In this dissertation I explore the idea of a ‘theology of beauty’ in the work of the Catholic theologian Hans Urs von Balthasar, and highlight how Balthasar has tried to recover an aesthetic dimension in theology which he maintains has been eclipsed–particularly in the (post-)modern era. Balthasar elaborates this through a discussion of several figures, and I look at his treatment of the poet Gerard Manley Hopkins in an effort to show how Hopkins’ poetry (on Balthasar’s reading) can be considered at once aesthetical and theological: i.e., a ‘theological aesthetic’. In light of this, I provide a critical evaluation of Balthasar’s project, and consider its implications for, and potential contributions to, theological discourse.

“Senses of Beauty” by Natalie Michelle Carnes

“Senses of Beauty” by Natalie Michelle Carnes, Ph.D., Duke University, 2011, 350 pages; AAT 3452963; Proquest document ID: 2387223001;

Abstract (Summary)

Against the dominant contemporary options of usefulness and disinterestedness, this dissertation attempts to display that beauty is better–more fully, richly, generatively–described with the categories of fittingness and gratuity. By working through texts by Gregory of Nyssa, this dissertation fills out what fittingness and gratuity entail–what, that is, they do for beauty-seekers and beauty-talkers. After the historical set-up of the first chapter, chapter 2 considers fittingness and gratuity through Gregory’s doctrine of God because Beauty, for Gregory, is a name for God. That God is radically transcendent transforms (radicalizes) fittingness and gratuity away from a strictly Platonic vision of how they might function. Chapter 3 extends such radicalization by considering beauty in light of Christology and particularly in light of the Christological claims to invisibility, poverty, and suffering. In a time when beauty is wending its way back from an academic exile enforced by its associations with the ‘bourgeois,’ such considerations re-present beauty as deeply intertwined with ugliness and horror. Chapter 4 asks how it is a person might perceive such beauty, which calls for pneumatological and anthropological reflections on Gregory’s doctrine of the spiritual senses. The person who sees beauty rightly, for Gregory, is the person who is wounded by love.

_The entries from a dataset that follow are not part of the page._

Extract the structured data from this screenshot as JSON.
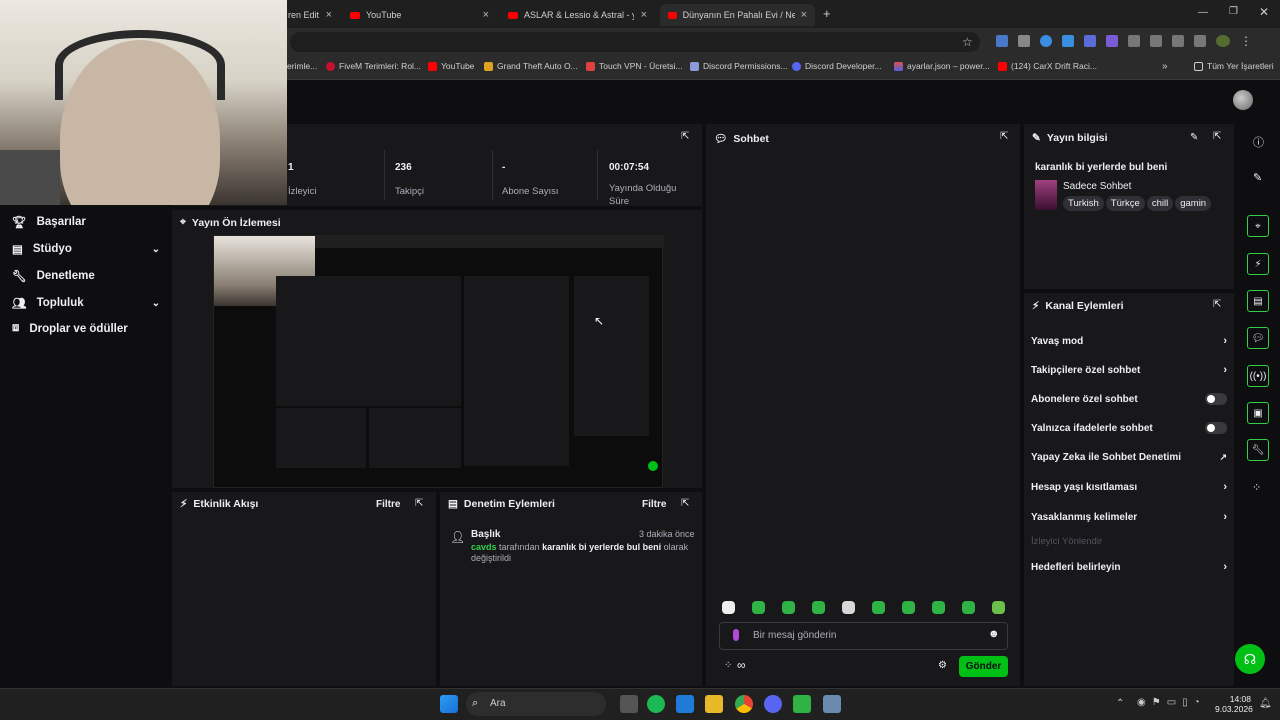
{
  "browser": {
    "tabs": [
      {
        "label": "ren Edit"
      },
      {
        "label": "YouTube"
      },
      {
        "label": "ASLAR & Lessio & Astral - yeni"
      },
      {
        "label": "Dünyanın En Pahalı Evi / New Y"
      }
    ],
    "new_tab": "+",
    "bookmarks": [
      {
        "label": "erimle..."
      },
      {
        "label": "FiveM Terimleri: Rol..."
      },
      {
        "label": "YouTube"
      },
      {
        "label": "Grand Theft Auto O..."
      },
      {
        "label": "Touch VPN - Ücretsi..."
      },
      {
        "label": "Discord Permissions..."
      },
      {
        "label": "Discord Developer..."
      },
      {
        "label": "ayarlar.json – power..."
      },
      {
        "label": "(124) CarX Drift Raci..."
      }
    ],
    "all_bookmarks": "Tüm Yer İşaretleri"
  },
  "sidebar": {
    "items": [
      {
        "label": "Başarılar"
      },
      {
        "label": "Stüdyo"
      },
      {
        "label": "Denetleme"
      },
      {
        "label": "Topluluk"
      },
      {
        "label": "Droplar ve ödüller"
      }
    ]
  },
  "stats": [
    {
      "value": "1",
      "label": "İzleyici"
    },
    {
      "value": "236",
      "label": "Takipçi"
    },
    {
      "value": "-",
      "label": "Abone Sayısı"
    },
    {
      "value": "00:07:54",
      "label": "Yayında Olduğu Süre"
    }
  ],
  "preview": {
    "title": "Yayın Ön İzlemesi"
  },
  "activity": {
    "title": "Etkinlik Akışı",
    "filter": "Filtre"
  },
  "modlog": {
    "title": "Denetim Eylemleri",
    "filter": "Filtre",
    "entry": {
      "heading": "Başlık",
      "time": "3 dakika önce",
      "user": "cavds",
      "text1": "tarafından",
      "title_value": "karanlık bi yerlerde bul beni",
      "text2": "olarak değiştirildi"
    }
  },
  "chat": {
    "title": "Sohbet",
    "placeholder": "Bir mesaj gönderin",
    "send": "Gönder",
    "points": "∞"
  },
  "stream_info": {
    "title": "Yayın bilgisi",
    "stream_title": "karanlık bi yerlerde bul beni",
    "category": "Sadece Sohbet",
    "tags": [
      "Turkish",
      "Türkçe",
      "chill",
      "gamin"
    ]
  },
  "channel_actions": {
    "title": "Kanal Eylemleri",
    "items": [
      {
        "label": "Yavaş mod"
      },
      {
        "label": "Takipçilere özel sohbet"
      },
      {
        "label": "Abonelere özel sohbet"
      },
      {
        "label": "Yalnızca ifadelerle sohbet"
      },
      {
        "label": "Yapay Zeka ile Sohbet Denetimi"
      },
      {
        "label": "Hesap yaşı kısıtlaması"
      },
      {
        "label": "Yasaklanmış kelimeler"
      },
      {
        "label": "İzleyici Yönlendir"
      },
      {
        "label": "Hedefleri belirleyin"
      }
    ]
  },
  "taskbar": {
    "search": "Ara",
    "time": "14:08",
    "date": "9.03.2026"
  },
  "colors": {
    "accent": "#00c016",
    "panel": "#18181b",
    "bg": "#0e0e10"
  }
}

***At the request of the author, this graduate work is not available for purchase.***